    In any given year, obese men had a 1-in-210 chance of dropping to a normal ...Full Article

  • Sharecare News
    Sharecare News posted a story about Fitness:

    THURSDAY, July 16, 2015 (HealthDay News) -- Older women who fit more minutes of heart-pumping exercise into their week will lose more body fat, a new study shows.

    Canadian researchers found that postmenopausal women who got five hours of moderate-to-vigorous aerobic exercise every week --...Full Article

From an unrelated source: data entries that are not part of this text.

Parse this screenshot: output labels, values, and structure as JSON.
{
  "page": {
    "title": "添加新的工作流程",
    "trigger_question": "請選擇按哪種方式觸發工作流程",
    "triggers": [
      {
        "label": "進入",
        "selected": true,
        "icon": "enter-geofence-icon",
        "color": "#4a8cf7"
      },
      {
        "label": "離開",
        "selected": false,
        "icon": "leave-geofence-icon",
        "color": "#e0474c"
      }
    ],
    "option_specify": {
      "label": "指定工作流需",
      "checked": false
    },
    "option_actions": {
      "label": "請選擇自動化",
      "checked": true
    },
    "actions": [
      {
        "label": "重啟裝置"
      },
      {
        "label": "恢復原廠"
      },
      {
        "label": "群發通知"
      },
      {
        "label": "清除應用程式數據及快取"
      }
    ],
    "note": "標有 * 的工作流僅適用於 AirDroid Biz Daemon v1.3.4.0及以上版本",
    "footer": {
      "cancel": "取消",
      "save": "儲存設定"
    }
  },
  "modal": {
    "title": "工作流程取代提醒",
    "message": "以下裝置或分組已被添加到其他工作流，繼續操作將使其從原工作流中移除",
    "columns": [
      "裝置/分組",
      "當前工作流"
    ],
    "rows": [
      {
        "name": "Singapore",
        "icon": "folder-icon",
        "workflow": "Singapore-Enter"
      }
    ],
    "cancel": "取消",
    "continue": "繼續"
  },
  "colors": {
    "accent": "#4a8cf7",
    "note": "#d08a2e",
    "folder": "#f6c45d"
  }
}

  • Heidi Skolnik, MS - Englewood Cliffs, NJ - Sports Medicine
    Heidi Skolnik, MS answered:
    You hit the nail on the head when you said “habits” as opposed to just the foods you eat.  Often time, our approach to eating, a mentality toward food, and patterns of eating (undereating, overeating, using food to pacify emotions, not planning ahead when it comes to food selection) sabotages even our...Read More
  • Sharecare News
    Sharecare News posted a story about Oncology:

    WEDNESDAY, July 15, 2015 (HealthDay News) -- Among women with a family history of breast cancer, breast cancer survivors tend to gain more weight than women who are free of the disease, new research suggests.

    And that added weight might increase the risk of heart disease and diabetes, as...Full Article

  • Sharecare News
    Sharecare News posted a story about Oncology:

    WEDNESDAY, July 15, 2015 (HealthDay News) -- Among women with a family history of breast cancer, breast cancer survivors tend to gain more weight than women who are free of the disease, new research suggests.

    And that added weight might increase the risk of heart disease and diabetes, as...Full Article

  • Sharecare News
    Sharecare News posted a story about Sports Medicine:

    MONDAY, July 13, 2015 (HealthDay News) -- While many experts have called for a ban on "heading" the ball in youth soccer because they believe it is a leading cause of concussions, a new study suggests the body contact that often occurs during such play is to blame for most brain injuries.

    Full Article